Regular readers have heard me discuss the ongoing battle between "the powers that be" and truth sayers. TPTB make more money when markets are going up. They love the status quo. They love assumptions that you can plug into a spreadsheet and take to the bank. They love steadily rising markets that encourage consumers to spend. And, they especially love it when the public gets excited about stocks.
Most of us have heard it said, "if you're playing poker and you're not sure who the sucker is, you're the sucker. On Wall Street, small investors are the suckers. They're the last to get meaningful research. They're the last to be presented actionable ideas. And, they're the last to clue in when something is overpriced -- because they've been sold on the idea that it's the deal of a century.
If an investment is being offered to an individual investor, it's because institutional investors have already turned up their noses at it. When I was a newly minted stockbroker in my 20s, every other week the tax shelter product specialist would show up (with donuts!) and explain all about the next big thing being made available to our clients. Whether it was Greyhound buses, mini-warehouses or luxury hotels -- there were always glossy brochures, impressive pro-formas... and commissions. Big commissions.
Before long, someone would shout out "what's the yield to broker?" In other words, how much money can I make by peddling this crap? And, it was a lot. Typically, there was a 7-8% commission involved, of which brokers could keep 30-45%. So, a client who brought in $100K in response to an ad they saw during TV golf on Sunday would get fleeced for $8,000 on Monday. The broker could take home $3,000 at the end of the month. Three or four of these per month made for a pretty good living for a young master of the universe.
Best of all, these deals didn't go south the day after the closing. So, it took a while before the client realized how badly he'd been hosed. In the meantime, he'd sign up for several more of these sterling deals -- making the broker even more money. Eventually the deal would flop, the client would get pissed and either leave or sue (oops, guess he shouldn't have signed that arbitration agreement.)

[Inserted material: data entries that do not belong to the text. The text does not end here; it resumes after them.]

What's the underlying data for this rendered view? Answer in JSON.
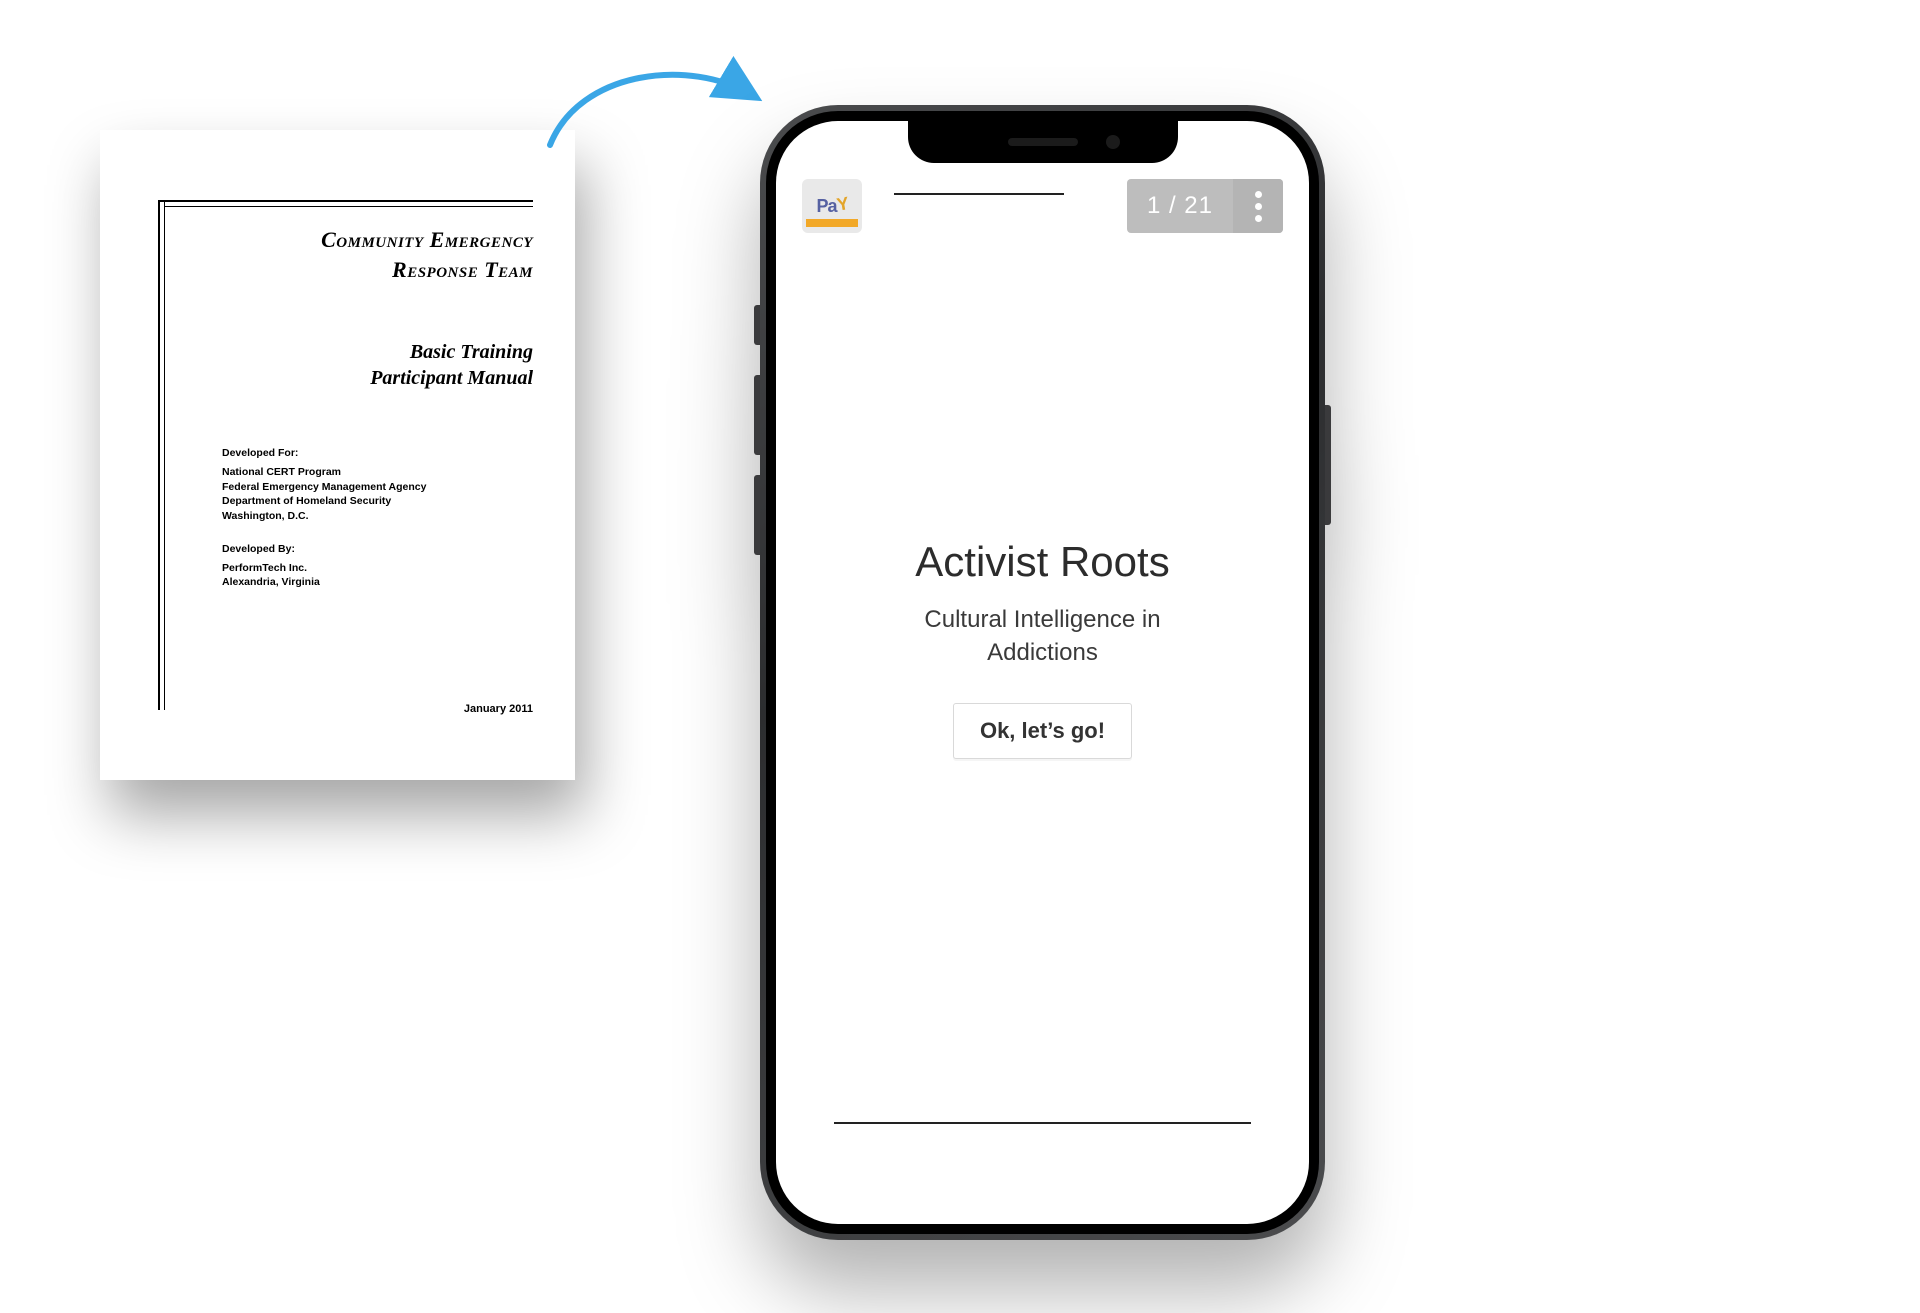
{
  "document": {
    "title_line1": "Community Emergency",
    "title_line2": "Response Team",
    "subtitle_line1": "Basic Training",
    "subtitle_line2": "Participant Manual",
    "developed_for_label": "Developed For:",
    "developed_for_lines": [
      "National CERT Program",
      "Federal Emergency Management Agency",
      "Department of Homeland Security",
      "Washington, D.C."
    ],
    "developed_by_label": "Developed By:",
    "developed_by_lines": [
      "PerformTech Inc.",
      "Alexandria, Virginia"
    ],
    "date": "January 2011"
  },
  "arrow": {
    "color": "#3aa6e6"
  },
  "phone": {
    "logo_text": "Pa",
    "logo_accent": "Y",
    "pager": "1 / 21",
    "app_title": "Activist Roots",
    "app_subtitle": "Cultural Intelligence in Addictions",
    "cta_label": "Ok, let’s go!"
  }
}
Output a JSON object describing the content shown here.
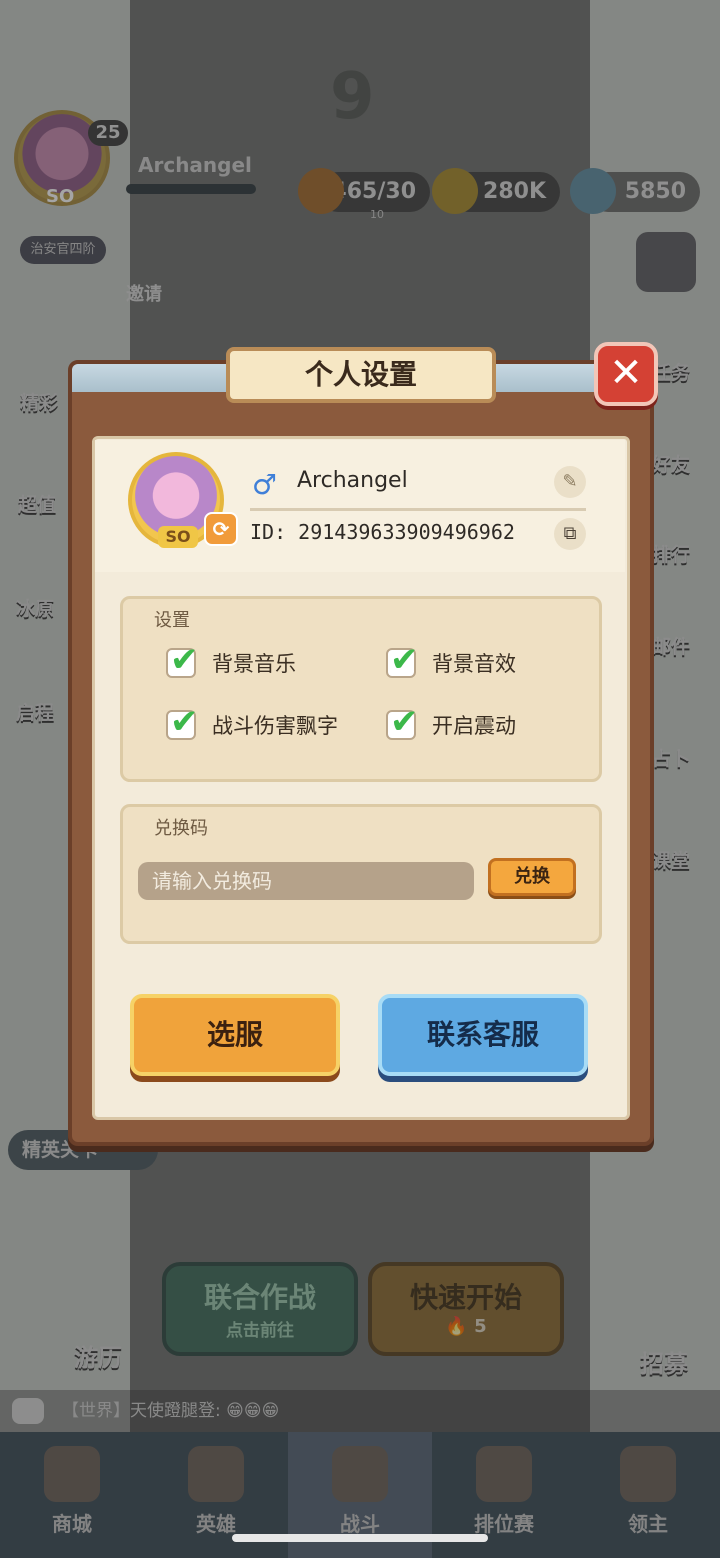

The broker would be sad to see him go, but was busy taking in more new customers who had yet to make their contributions to the cause. There came a point, when Sears bought Dean Witter ("how 'bout some stocks with those socks?") that it became apparent to many of us young Turks that the game had changed. We were in the business of selling stuff. And, our firms didn't care so much about clients leaving by the back door because so many were coming in the front.
I grew up watching my grandfather invest. As the treasurer of a major corporation who cut his teeth at the Pittsburgh Fed during the Depression, he knew his way around the world of finance. I thought it would be a noble calling -- helping investors achieve financial independence. When I realized during those first couple of years that I was simply a cog in the world of retailing, I lost all interest in being a stockbroker.
Are all stockbrokers snake oil salesmen? Nope. Some have figured out how to maintain their integrity and put their clients first, even if it means being hassled by the sales manager. But, if your broker is new and works for a firm that advertises a lot on TV, odds are he's a salesman -- not an investment advisor. Might be the smartest, nicest kid in the world -- but, still a salesman.
When he calls with a very special deal for a very special client -- 500 shares of Yelp! -- it's because he's been told by his sales manager it's a special opportunity. It's special because institutional investors won't touch it with a ten foot pole. And, the only reason [insert bulge bracket name here] was hired as an underwriter is because they happen to have thousands of other salesmen whose clients trust them when they call with a special deal. That means more money for the sellers. Period.
In this greater fool world in which we invest, it's entirely possible Yelp will make a lot of investors a lot of money. But, remember when your broker calls -- or when you see a politician or TV talking head doing their part to prop up the market -- the only ones sure to profit are the stock's sellers and the brokerage firms that do their bidding.